Stored records

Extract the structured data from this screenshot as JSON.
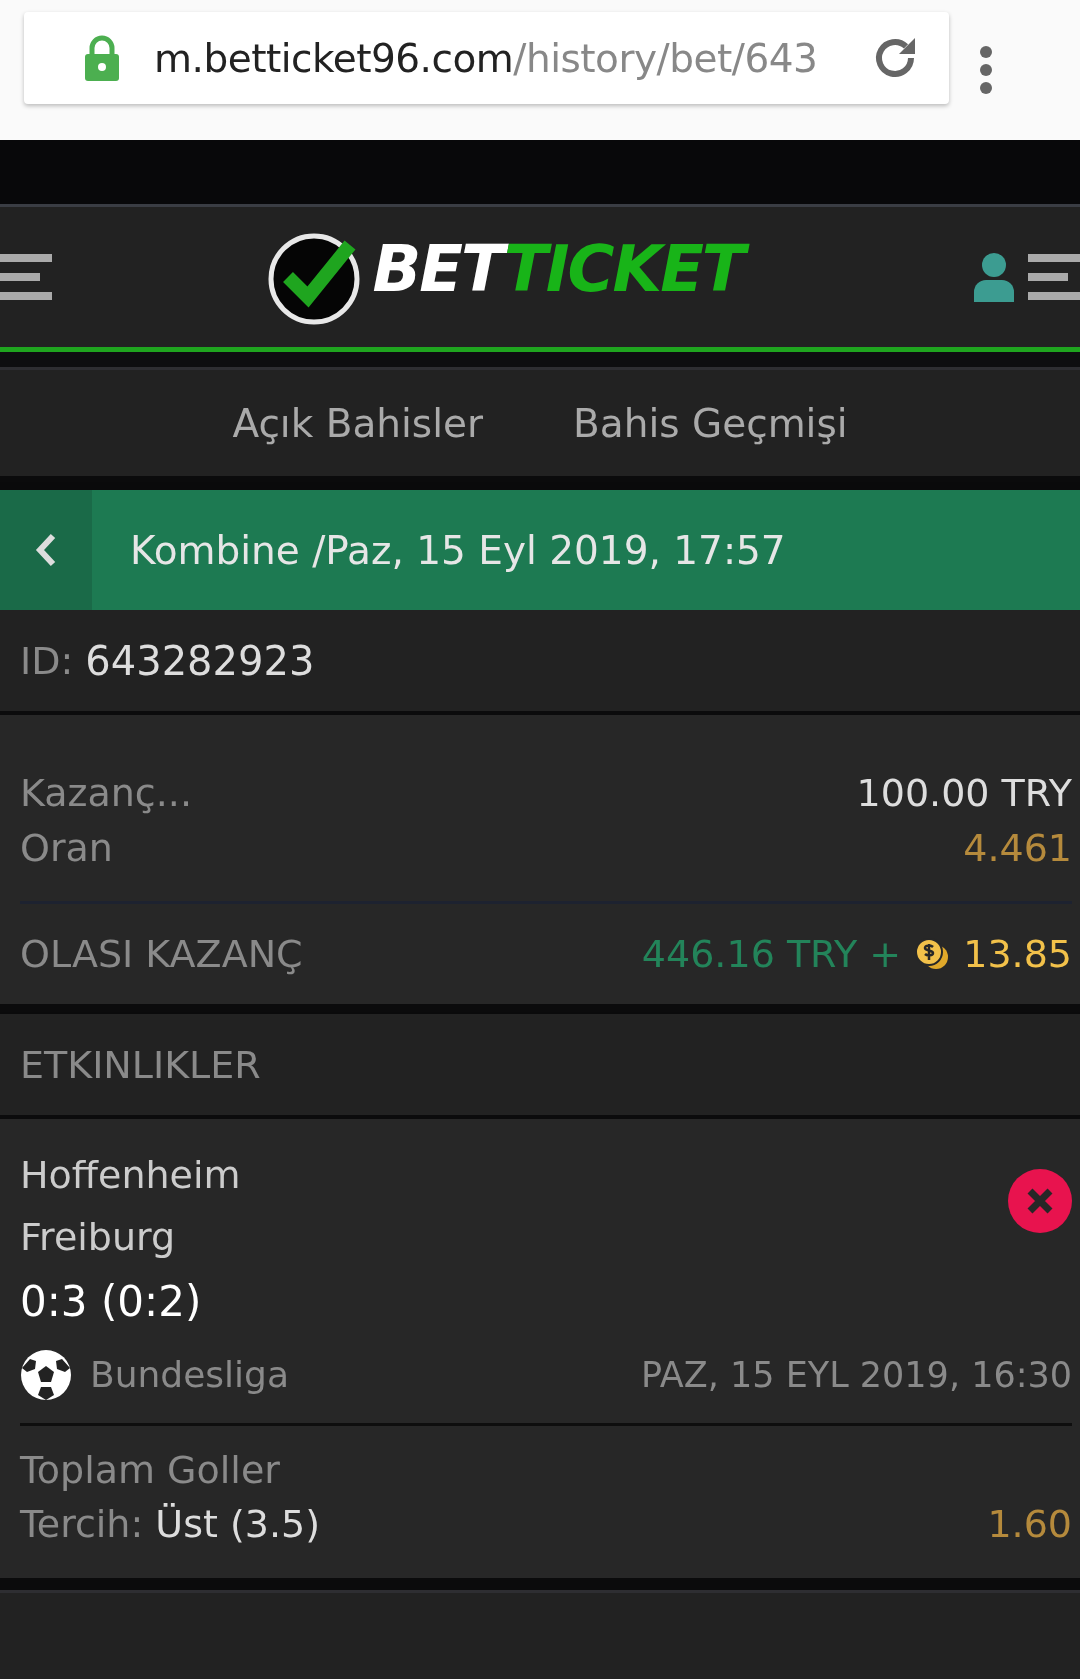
{
  "browser": {
    "url_host": "m.betticket96.com",
    "url_path": "/history/bet/643"
  },
  "header": {
    "logo": {
      "part_1": "BET",
      "part_2": "TICKET"
    }
  },
  "tabs": [
    {
      "label": "Açık Bahisler",
      "selected": false
    },
    {
      "label": "Bahis Geçmişi",
      "selected": false
    }
  ],
  "title_bar": {
    "title": "Kombine /Paz, 15 Eyl 2019, 17:57"
  },
  "ticket_id": {
    "label": "ID:",
    "value": "643282923"
  },
  "summary": {
    "stake_label": "Kazanç...",
    "stake_value": "100.00 TRY",
    "odds_label": "Oran",
    "odds_value": "4.461",
    "potential_label": "OLASI KAZANÇ",
    "potential_value": "446.16 TRY +",
    "bonus_value": "13.85"
  },
  "events_heading": "ETKINLIKLER",
  "events": [
    {
      "home": "Hoffenheim",
      "away": "Freiburg",
      "score": "0:3 (0:2)",
      "kind": "lost",
      "league": "Bundesliga",
      "date": "PAZ, 15 EYL 2019, 16:30",
      "market": "Toplam Goller",
      "pick_label": "Tercih:",
      "pick_value": "Üst (3.5)",
      "odds": "1.60"
    }
  ]
}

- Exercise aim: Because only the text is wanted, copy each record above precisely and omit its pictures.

- Task solution:
Extract the structured data from this screenshot as JSON.
{
  "browser": {
    "url_host": "m.betticket96.com",
    "url_path": "/history/bet/643"
  },
  "header": {
    "logo": {
      "part_1": "BET",
      "part_2": "TICKET"
    }
  },
  "tabs": [
    {
      "label": "Açık Bahisler",
      "selected": false
    },
    {
      "label": "Bahis Geçmişi",
      "selected": false
    }
  ],
  "title_bar": {
    "title": "Kombine /Paz, 15 Eyl 2019, 17:57"
  },
  "ticket_id": {
    "label": "ID:",
    "value": "643282923"
  },
  "summary": {
    "stake_label": "Kazanç...",
    "stake_value": "100.00 TRY",
    "odds_label": "Oran",
    "odds_value": "4.461",
    "potential_label": "OLASI KAZANÇ",
    "potential_value": "446.16 TRY +",
    "bonus_value": "13.85"
  },
  "events_heading": "ETKINLIKLER",
  "events": [
    {
      "home": "Hoffenheim",
      "away": "Freiburg",
      "score": "0:3 (0:2)",
      "kind": "lost",
      "league": "Bundesliga",
      "date": "PAZ, 15 EYL 2019, 16:30",
      "market": "Toplam Goller",
      "pick_label": "Tercih:",
      "pick_value": "Üst (3.5)",
      "odds": "1.60"
    }
  ]
}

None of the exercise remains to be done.